In the midst of IPO week we have to add another name to our future debuts’ list, namely Chime, which announced a huge new round of capital today. The $485 million Series F values the consumer fintech giant at $14.5 billion, a huge figure given that Chime was most recently worth $5.8 billion after raising $700 million last December.
Even more stark is the company’s $1.5 billion valuation set in early 2019. From $1.5 billion to $14.5 billion in less than two years is quite a run for any startup. Powering the latest round there were a host of familiar names, including Tiger, ICONIQ and General Atlantic, along with Dragoneer and DST Global. Names I’m less familiar with like Whale Rock Capital and Access Technology Ventures also took part.
Tucked inside a CNBC article that broke the story was news that Chime is now EBITDA profitable and could be “IPO-ready” in its CEO’s eyes in around a year’s time.
TechCrunch reached out to Chime for clarification on the EBITDA point, asking if the figure is adjusted or not, as many EBTIDA metrics remove the cost of share-based compensation given to their employees. According to Chime, the metric is “true EBITDA,” to which we award an extra five points. In response to a growth question, Chime said that its “transaction and top-line” has tripled compared to the year ago period.
The Chime round and news of its nascent, non-GAAP profitability comes on the heels of a grip of reports on the financial health of a number of European neobanks, or challenger banks as they are often called. The numbers showed huge growth, and steep losses. If Chime’s numbers hold up when we get its eventual S-1 — start your countdowns — it will be among the healthiest of the startups in its cohort in financial terms, we reckon.
Finally, the company is trying to paint itself as something of a software company, and not a fintech company. This is a move to attract better revenue multiples when it comes time to defend its new $14.5 billion valuation. Software companies have flat-out bonkers multiples these days, as evinced by the blockbuster Snowflake debut.
Here’s how Chime thinks of itself, via CNBC:
“We’re more like a consumer software company than a bank,” Britt said. “It’s more a transaction-based, processing-based business model that is highly predictable, highly recurring and highly profitable.”
The key phrases there are “software company” and “highly predictable, highly recurring and highly profitable.” In effect Chime will argue that interchange revenues should fit under the SaaS umbrella given their regularity. Investors will decide how to view that pitch. If it works, maybe fintechs are more valuable than expected. And those fintechs with obvious SaaS components, like Acorns, could be sitting pretty when it comes to making the fintech v. SaaS argument.

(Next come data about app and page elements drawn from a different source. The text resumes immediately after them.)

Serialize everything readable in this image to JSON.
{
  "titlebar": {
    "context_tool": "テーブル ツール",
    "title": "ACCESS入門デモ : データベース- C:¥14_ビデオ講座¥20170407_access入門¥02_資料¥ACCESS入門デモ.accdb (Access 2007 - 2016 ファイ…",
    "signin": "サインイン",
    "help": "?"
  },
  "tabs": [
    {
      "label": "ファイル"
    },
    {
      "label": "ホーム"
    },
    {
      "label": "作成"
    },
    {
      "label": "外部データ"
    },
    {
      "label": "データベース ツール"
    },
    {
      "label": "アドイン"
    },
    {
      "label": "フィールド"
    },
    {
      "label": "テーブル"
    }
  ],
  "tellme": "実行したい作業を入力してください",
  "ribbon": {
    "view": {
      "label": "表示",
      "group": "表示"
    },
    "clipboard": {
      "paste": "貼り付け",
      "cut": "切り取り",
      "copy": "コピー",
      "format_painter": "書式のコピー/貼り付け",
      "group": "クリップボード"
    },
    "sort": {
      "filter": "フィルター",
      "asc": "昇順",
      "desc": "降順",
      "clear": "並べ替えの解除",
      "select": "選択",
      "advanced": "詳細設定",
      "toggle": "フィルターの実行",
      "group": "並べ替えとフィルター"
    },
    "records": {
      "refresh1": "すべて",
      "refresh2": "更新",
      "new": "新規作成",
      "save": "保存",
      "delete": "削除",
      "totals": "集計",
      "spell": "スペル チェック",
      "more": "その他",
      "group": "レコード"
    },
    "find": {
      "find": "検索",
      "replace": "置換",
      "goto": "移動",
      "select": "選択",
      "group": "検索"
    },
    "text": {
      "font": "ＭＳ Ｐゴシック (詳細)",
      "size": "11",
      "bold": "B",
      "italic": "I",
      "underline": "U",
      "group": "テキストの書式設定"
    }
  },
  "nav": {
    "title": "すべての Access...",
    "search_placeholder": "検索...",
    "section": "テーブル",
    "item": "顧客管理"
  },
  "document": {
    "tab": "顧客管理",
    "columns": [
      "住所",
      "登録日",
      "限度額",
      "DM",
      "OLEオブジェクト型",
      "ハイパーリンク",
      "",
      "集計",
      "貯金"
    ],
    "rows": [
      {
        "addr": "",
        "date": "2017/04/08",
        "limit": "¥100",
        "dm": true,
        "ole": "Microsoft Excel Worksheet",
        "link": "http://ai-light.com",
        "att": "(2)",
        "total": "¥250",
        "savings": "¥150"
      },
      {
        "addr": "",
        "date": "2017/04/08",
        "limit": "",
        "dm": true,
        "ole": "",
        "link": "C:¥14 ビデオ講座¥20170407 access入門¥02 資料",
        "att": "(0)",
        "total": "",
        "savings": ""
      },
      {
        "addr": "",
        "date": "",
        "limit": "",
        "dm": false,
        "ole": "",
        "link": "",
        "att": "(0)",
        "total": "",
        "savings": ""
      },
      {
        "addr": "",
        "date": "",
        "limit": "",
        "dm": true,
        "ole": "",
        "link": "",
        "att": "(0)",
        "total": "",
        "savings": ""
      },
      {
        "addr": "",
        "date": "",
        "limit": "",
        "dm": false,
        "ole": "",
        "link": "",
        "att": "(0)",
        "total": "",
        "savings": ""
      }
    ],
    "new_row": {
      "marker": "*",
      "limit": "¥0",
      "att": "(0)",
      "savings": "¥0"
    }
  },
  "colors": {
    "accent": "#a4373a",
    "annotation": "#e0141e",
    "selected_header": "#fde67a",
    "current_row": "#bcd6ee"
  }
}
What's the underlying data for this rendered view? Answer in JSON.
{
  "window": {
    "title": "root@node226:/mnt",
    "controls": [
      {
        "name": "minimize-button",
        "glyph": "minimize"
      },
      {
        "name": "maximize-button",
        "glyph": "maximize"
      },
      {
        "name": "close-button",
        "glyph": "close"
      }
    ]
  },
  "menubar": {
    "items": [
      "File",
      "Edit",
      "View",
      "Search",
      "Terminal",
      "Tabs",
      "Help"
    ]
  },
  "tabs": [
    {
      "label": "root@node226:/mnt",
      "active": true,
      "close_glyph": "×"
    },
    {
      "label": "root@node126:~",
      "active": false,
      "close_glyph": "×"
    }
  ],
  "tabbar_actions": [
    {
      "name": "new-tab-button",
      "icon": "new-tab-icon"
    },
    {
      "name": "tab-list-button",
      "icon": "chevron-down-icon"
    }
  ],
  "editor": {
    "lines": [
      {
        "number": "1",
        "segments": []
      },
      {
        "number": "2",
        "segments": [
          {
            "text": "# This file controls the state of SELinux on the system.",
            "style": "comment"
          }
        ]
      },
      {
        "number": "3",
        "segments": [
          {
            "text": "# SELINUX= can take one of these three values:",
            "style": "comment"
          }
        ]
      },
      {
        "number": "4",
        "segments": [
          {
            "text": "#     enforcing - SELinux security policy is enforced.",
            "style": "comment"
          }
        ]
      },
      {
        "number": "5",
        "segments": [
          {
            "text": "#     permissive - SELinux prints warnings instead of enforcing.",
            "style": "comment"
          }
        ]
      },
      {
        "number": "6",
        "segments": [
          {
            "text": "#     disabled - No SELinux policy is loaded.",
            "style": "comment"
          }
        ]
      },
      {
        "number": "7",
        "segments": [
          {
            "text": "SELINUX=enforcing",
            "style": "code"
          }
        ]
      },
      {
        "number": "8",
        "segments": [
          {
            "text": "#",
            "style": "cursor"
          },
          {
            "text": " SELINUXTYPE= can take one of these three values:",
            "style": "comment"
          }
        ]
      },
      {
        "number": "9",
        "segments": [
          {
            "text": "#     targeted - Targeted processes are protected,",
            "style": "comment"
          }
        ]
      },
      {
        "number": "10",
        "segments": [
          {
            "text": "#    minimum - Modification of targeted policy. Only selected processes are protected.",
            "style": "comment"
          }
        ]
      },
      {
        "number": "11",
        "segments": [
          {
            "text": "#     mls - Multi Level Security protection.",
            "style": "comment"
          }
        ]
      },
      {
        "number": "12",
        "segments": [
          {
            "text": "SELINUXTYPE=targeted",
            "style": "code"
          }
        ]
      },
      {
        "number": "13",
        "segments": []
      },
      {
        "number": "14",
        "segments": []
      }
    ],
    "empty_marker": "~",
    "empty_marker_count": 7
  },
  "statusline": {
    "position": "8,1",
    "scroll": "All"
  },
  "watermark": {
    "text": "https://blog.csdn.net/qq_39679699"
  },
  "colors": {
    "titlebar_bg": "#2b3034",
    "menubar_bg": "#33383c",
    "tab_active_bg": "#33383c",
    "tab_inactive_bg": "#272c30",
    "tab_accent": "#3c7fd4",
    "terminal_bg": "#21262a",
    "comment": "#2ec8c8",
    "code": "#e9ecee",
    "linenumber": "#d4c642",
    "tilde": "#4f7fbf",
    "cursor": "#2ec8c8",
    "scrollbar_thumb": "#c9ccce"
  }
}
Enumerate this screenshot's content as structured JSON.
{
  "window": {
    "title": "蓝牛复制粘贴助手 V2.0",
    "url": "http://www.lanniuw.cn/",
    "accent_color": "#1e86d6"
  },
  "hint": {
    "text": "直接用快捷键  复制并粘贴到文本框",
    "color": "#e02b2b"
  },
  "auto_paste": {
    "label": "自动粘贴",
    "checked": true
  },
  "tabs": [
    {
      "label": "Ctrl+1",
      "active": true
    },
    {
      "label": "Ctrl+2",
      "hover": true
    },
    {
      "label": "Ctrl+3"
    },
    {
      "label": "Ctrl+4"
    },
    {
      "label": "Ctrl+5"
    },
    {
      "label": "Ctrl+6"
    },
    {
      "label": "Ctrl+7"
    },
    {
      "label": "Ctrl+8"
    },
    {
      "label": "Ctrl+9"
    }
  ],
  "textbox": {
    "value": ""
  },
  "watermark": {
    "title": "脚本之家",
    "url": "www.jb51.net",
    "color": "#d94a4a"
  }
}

Regardless, it’s another huge round for Chime, which makes it a good day for the highly-valued fintech sector.